The EFCC and ICPC should be held to account
The integrity of the anti-corruption project of the President Muhammadu Buhari administration and the machinery for its prosecution were called to question last week by no less a personality than the Senate President, Dr Bukola Saraki. While lamenting that Nigeria was finding it difficult to convince some Western countries to return funds looted from our treasury, Saraki attributed this challenge to their “exasperation over the management of returned assets”.
According to Saraki, “the National Assembly has been strident about the opacity shrouding the management of recovered funds, which in many cases get re-looted by the agencies that investigated and recovered them”. This, he said, had necessitated the composition of an ad hoc committee of the Senate, “which is investigating some administrative infractions in the executive, has discovered that many properties recovered from a fugitive from the law have not been accounted for by the investigating agency”.
Against the background that the weighty allegation is yet to be refuted, we call on both the Economic and Financial Crimes Commission (EFCC) and the Independent Corrupt Practices Commission (ICPC) to urgently compile and publish a comprehensive list of all assets and funds they have so far recovered since their inception. Even if there were no allegations of impropriety, adherence to transparency and accountability should ordinarily be the hallmark of the two agencies. That also demands that the public be informed of the disposal and disposition of all such recoveries to date and the appropriation or expropriation of the proceeds.

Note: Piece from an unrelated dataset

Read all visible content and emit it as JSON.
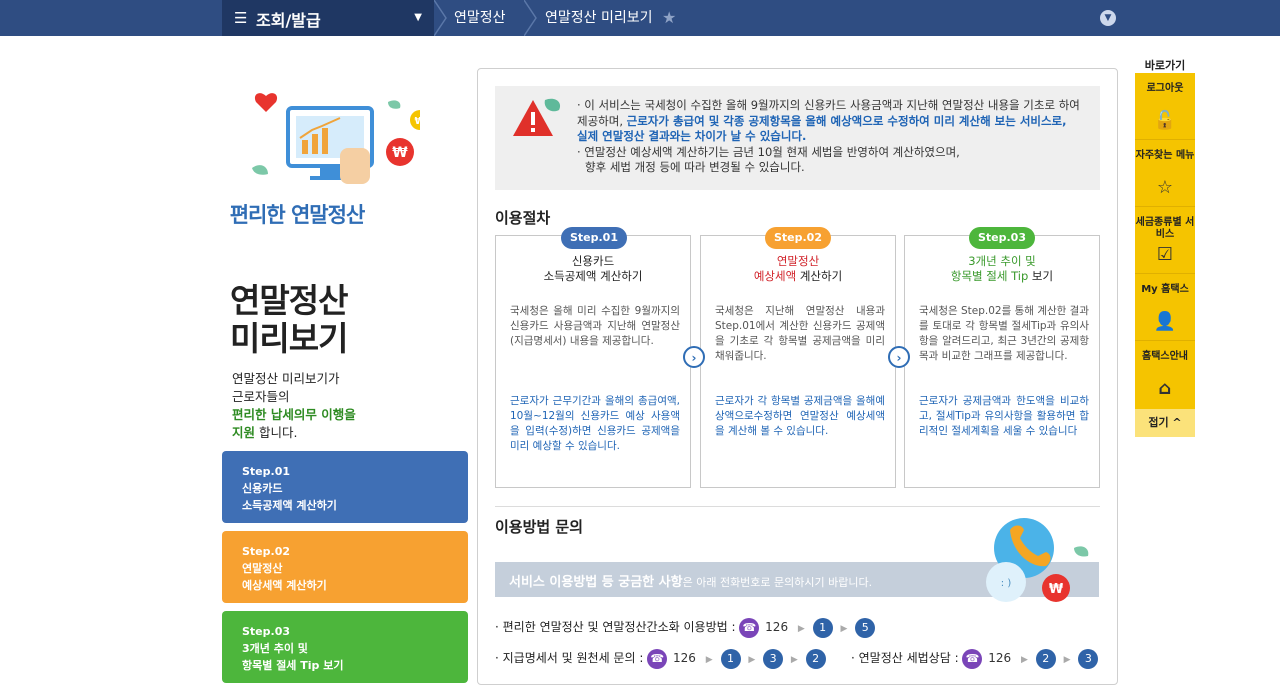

Beyond that, there are salient questions that need to be addressed: Can the EFCC and ICPC publish or disclose the aid, donations and assistance they have received from international agencies, foreign governments, etc., on a yearly basis and how this ties into their legitimate budget? How many public auctions or bid sessions for recovered assets – movable and fixed – have the EFCC and ICPC held to avail the public of an opportunity to buy these assets in a transparent process? Is it asking too much for the public to request and expect the accounts of the EFCC and ICPC to be audited annually and the summaries of these audits made public?
Apparently worried by some of the reports he was getting, President Buhari recently inaugurated a three-member committee to audit all assets recovered by relevant government agencies. The committee is to audit all accounts in which the recovered assets were lodged while its report is expected within four weeks, even though Nigerians may not hear anything about such report in the next six months. In fact, there are those who believe the committee may also end up being investigated by another committee in a familiar and endless racketeering. Yet, the conclusion from that is simple: if the missing assets and cash recovered by an administration that came to power with an agenda to fight corruption are merely being cornered by fresh thieves, then the whole anti-graft war may be no more than just another hollow ritual.
Therefore, what the foregoing also reveals is that corruption in Nigeria is a socio cultural problem that is rooted in the very foundations of who we have become and we can only fight such a challenge through a holistic, rigorous and transparent approach. As things stand, the agencies we are expecting and using to fight corruption – the judiciary, the police, EFCC and ICPC – are always looking for ephemeral successes. Yet to win the war against graft in Nigeria, we need both medium and long term strategies that will anchor on the rule of law.
In the meantime, the Nigerian public must be reassured that those who superintend the anti-corruption efforts of the current administration are not feeding off the outer network of crime syndicates in politics, government departments, National Assembly and the private sector, at public expense.